Reduces pain and swelling in inflamed joints. Curtails pain as well as prescription medications used for the same purpose. The results of using Boswellia extract oil as a pain reliever are impressive.
Extracted from the resin (and sometimes bark) of Boswellia. Boswellia are types of trees and shrubs found in of Northern Africa, Middle East, and India. There are about 25 known species of Boswellia.
Varies based on the concentration of boswellic acids. Follow package directions or consult your doctor for dose recommendations.
What About Minerals? Can They Benefit Your Joints?
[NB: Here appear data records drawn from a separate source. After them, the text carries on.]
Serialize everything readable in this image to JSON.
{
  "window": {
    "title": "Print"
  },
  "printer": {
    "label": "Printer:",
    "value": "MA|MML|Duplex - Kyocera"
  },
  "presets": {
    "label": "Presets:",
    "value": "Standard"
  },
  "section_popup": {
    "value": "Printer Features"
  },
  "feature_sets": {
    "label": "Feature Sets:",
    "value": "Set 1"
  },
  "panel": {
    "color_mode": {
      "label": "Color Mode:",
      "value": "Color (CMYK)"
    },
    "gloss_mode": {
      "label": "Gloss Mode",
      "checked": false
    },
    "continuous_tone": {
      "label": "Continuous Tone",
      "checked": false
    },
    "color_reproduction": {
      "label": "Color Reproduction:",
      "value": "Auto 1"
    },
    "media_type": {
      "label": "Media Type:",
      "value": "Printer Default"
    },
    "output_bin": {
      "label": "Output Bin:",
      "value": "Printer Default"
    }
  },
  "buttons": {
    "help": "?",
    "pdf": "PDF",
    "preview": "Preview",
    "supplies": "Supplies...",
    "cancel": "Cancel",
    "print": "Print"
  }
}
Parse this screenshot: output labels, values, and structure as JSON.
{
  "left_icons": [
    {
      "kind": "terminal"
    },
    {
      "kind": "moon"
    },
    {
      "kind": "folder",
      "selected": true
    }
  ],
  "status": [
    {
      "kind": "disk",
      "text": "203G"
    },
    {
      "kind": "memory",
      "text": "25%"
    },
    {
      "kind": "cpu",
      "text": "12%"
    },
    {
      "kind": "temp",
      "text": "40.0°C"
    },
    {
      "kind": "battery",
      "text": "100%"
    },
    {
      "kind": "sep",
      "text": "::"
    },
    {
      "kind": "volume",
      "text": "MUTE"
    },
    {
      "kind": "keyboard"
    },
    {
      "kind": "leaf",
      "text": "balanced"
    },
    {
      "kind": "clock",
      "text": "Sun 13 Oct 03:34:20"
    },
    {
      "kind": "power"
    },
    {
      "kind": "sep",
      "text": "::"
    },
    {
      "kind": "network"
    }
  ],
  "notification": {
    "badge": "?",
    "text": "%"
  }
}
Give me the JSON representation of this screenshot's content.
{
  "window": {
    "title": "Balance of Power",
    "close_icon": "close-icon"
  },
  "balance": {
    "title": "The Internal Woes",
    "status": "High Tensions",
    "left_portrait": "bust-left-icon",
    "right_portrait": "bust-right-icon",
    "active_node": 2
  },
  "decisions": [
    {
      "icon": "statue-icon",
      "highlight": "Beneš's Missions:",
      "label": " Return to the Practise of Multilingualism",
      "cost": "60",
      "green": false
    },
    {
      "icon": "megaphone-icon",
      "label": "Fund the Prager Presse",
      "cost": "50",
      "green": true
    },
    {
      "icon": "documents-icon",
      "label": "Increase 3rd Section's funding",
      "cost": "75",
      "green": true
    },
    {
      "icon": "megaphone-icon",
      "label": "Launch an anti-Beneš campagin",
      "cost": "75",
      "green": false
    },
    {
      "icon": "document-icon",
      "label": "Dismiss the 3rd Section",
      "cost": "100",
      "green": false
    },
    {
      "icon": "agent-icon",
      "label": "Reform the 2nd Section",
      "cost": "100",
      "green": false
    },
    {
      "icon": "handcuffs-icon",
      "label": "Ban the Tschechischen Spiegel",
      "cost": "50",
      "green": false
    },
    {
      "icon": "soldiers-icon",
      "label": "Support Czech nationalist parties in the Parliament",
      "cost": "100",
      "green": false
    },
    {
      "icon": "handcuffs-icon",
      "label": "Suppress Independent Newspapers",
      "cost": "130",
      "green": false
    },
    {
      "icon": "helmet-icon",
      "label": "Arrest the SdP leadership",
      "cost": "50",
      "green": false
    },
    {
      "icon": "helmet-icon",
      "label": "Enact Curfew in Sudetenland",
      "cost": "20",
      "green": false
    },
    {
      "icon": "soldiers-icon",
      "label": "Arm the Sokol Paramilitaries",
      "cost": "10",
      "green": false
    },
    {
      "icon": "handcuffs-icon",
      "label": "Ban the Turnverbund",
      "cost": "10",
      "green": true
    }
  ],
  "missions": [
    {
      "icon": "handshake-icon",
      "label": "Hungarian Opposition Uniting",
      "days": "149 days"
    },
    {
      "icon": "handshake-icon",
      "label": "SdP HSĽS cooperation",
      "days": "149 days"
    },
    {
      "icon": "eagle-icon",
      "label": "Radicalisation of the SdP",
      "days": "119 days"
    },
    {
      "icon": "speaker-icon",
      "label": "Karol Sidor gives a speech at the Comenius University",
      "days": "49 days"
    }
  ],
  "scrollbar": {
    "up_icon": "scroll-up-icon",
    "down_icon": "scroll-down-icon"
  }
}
Needless to say, minerals are a key component of our bodies, so it follows that if we don’t have enough minerals we could have adverse health consequences. First off, what is a mineral. We usually refer to minerals as chemical elements. Everybody knows that we need Oxygen, which is usually a gas, which we don’t even see, yet it is part of the air we breathe. Nitrogen, another gas and Oxygen make up most of the air we breathe, with small amounts of Carbon Dioxide, which is the result of things like wood, natural gas, oil, and so on, getting burned.
More common minerals are iron, which makes up not just so many materials we see around us, such as knives, car bodies, and bars used in reinforcing buildings. However, iron is a key component of our blood, because it attaches oxygen we breathe, and transports all over our body.
In the case of joints, though, there are some minerals that are not so well known, dosages are not necessarily certain, yet numerous studies show how important they are.
Here are some example of mineral you may not be aware of, that can help your joints.
- Boron can improve bone health
- Copper aids in making blood and helps with connective tissues
- Manganese helps joint health and may aid arthritis relief
- Magnesium works with calcium to improve bone health
- Zinc not only helps with immunity, but also supports cartilage
While a detailed discussion of the many different minerals needed for good health is beyond the scope of this article, it’s fair to say that the modern diet, which is generally not organic, can be deficient in various nutrients. I once knew a cattle farmer in Northern California, whose cows were mysteriously not up to par. A study of the soil showed there happened to be a lack of an essential mineral in the soil, which meant that the grass the cows ate was also lacking that nutrient. That’s just one anecdote, but the point is clear, supplementing with some minerals can help with joint health.
The Good News About Joint Pain
There is hope!
You are not condemned to the life of a couch potato, even if you suffer from joint pain in your knees. Many scientific studies prove that joint supplements promote knee health in many different ways.
The key is to find the one that works for you.
To help narrow down your search we reviewed ten of the most popular, reputable and high-quality joint supplements. Our top choice: Joint Regen from A.S. Research.
Check out our review of Joint Regen, plus the nine other joint supplements that made it into our top 10.